In a moment of solidarity, your author managed to high-side my '82 Kawasaki GPz750 on day one of a two-week motorcycle ride. The next morning, one very haggard ER doctor told me that while my bones were intact, there's a good chance that I've torn my rotator cuff.
"That's bad," I said.
"Yes. It's very bad," he agreed after a pause that conveyed a mix of disdain and admiration for my appreciation of the obvious.
Even so, I've regained much of the movement in my left shoulder, and the pain has subsided to an ever-present dull ache. If I can ride 2,300 miles on the arm, I can sure as hell use it to hold up pace notes. I'll circle back with the medical establishment after our return from Canada.
Meanwhile, Cardell's nephew, Brandon Fitch, will take over the forced-induction Miata's controls. Fitch formerly served as crew chief for both vehicles and has worked with Flyin' Miata for the past five years. As such, he's had plenty of seat time with our car as part of his work in product development, and word has it he's plenty quick to boot.
The race kicks off on September 10, and I've been ordered to stay indoors and intact until then. That's advice I'll likely heed.
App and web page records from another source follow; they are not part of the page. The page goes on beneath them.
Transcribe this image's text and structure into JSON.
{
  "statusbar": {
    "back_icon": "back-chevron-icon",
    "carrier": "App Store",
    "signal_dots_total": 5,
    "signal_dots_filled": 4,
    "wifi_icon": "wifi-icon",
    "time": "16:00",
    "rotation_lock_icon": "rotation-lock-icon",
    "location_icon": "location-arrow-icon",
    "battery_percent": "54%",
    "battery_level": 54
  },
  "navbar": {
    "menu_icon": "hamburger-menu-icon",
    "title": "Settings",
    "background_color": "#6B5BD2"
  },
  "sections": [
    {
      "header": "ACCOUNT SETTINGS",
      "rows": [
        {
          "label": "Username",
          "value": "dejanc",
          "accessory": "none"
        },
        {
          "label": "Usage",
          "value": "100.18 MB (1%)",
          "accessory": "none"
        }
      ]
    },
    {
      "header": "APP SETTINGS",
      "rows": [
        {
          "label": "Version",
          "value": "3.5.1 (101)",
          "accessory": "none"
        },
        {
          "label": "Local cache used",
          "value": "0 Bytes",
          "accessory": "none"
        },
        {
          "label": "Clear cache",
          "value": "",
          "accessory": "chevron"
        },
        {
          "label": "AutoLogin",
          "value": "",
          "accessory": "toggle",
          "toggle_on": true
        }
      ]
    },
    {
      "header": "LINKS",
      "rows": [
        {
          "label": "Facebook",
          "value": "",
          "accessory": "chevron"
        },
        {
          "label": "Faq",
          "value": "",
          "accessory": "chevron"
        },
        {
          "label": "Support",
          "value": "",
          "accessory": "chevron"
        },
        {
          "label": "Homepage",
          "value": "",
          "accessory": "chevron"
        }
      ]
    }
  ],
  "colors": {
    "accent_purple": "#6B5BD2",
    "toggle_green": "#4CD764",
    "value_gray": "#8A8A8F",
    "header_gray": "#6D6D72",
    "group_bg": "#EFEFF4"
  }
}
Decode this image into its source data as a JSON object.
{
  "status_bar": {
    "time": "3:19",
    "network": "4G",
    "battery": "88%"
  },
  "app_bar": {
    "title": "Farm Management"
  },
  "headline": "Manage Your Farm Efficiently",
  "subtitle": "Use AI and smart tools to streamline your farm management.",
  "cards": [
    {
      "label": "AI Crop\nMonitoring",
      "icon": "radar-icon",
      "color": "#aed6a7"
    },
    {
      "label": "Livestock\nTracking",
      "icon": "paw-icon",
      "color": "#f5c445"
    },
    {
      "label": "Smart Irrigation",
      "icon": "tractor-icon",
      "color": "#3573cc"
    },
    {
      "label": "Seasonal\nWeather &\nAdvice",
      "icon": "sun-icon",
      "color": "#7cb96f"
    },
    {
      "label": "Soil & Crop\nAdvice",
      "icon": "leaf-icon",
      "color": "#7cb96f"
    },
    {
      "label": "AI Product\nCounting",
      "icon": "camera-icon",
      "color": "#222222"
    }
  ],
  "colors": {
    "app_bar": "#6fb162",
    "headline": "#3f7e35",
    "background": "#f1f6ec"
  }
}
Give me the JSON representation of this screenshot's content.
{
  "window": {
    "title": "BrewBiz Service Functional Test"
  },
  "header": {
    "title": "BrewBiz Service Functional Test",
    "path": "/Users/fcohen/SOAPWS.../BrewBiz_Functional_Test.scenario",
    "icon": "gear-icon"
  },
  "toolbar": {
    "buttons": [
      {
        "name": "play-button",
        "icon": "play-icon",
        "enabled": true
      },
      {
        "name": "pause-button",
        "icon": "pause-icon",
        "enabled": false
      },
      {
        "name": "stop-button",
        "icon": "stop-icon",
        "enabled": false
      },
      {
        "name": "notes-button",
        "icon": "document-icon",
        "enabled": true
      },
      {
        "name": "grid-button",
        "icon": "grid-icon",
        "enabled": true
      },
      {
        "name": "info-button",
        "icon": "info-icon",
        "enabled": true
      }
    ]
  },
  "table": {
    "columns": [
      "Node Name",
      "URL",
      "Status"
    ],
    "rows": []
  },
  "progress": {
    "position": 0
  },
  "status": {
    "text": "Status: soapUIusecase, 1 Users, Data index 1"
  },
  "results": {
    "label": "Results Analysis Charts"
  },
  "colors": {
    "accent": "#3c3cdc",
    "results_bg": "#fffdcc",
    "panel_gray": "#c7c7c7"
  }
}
Our best get-well wishes go out to Cardell as he stitches himself back together.